Exercise inputs ->
^^^^^^^^
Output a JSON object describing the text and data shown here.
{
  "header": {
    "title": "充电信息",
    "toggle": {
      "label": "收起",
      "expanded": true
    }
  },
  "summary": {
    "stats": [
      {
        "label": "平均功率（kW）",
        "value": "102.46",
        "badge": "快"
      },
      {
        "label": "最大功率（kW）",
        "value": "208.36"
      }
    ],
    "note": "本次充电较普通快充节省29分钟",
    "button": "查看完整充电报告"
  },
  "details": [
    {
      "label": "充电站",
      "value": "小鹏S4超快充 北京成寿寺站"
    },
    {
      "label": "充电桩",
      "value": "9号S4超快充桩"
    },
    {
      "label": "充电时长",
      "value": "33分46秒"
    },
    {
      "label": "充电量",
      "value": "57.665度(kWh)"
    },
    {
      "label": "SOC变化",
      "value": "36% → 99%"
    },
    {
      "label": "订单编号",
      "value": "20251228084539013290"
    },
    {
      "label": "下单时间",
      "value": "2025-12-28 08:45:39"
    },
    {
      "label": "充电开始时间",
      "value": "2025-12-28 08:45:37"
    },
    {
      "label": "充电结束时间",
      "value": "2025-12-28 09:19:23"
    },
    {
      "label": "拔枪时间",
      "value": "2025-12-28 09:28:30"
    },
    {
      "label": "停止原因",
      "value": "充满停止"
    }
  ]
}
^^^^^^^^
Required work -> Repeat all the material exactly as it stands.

Written solution ->
Output a JSON object describing the text and data shown here.
{
  "header": {
    "title": "充电信息",
    "toggle": {
      "label": "收起",
      "expanded": true
    }
  },
  "summary": {
    "stats": [
      {
        "label": "平均功率（kW）",
        "value": "102.46",
        "badge": "快"
      },
      {
        "label": "最大功率（kW）",
        "value": "208.36"
      }
    ],
    "note": "本次充电较普通快充节省29分钟",
    "button": "查看完整充电报告"
  },
  "details": [
    {
      "label": "充电站",
      "value": "小鹏S4超快充 北京成寿寺站"
    },
    {
      "label": "充电桩",
      "value": "9号S4超快充桩"
    },
    {
      "label": "充电时长",
      "value": "33分46秒"
    },
    {
      "label": "充电量",
      "value": "57.665度(kWh)"
    },
    {
      "label": "SOC变化",
      "value": "36% → 99%"
    },
    {
      "label": "订单编号",
      "value": "20251228084539013290"
    },
    {
      "label": "下单时间",
      "value": "2025-12-28 08:45:39"
    },
    {
      "label": "充电开始时间",
      "value": "2025-12-28 08:45:37"
    },
    {
      "label": "充电结束时间",
      "value": "2025-12-28 09:19:23"
    },
    {
      "label": "拔枪时间",
      "value": "2025-12-28 09:28:30"
    },
    {
      "label": "停止原因",
      "value": "充满停止"
    }
  ]
}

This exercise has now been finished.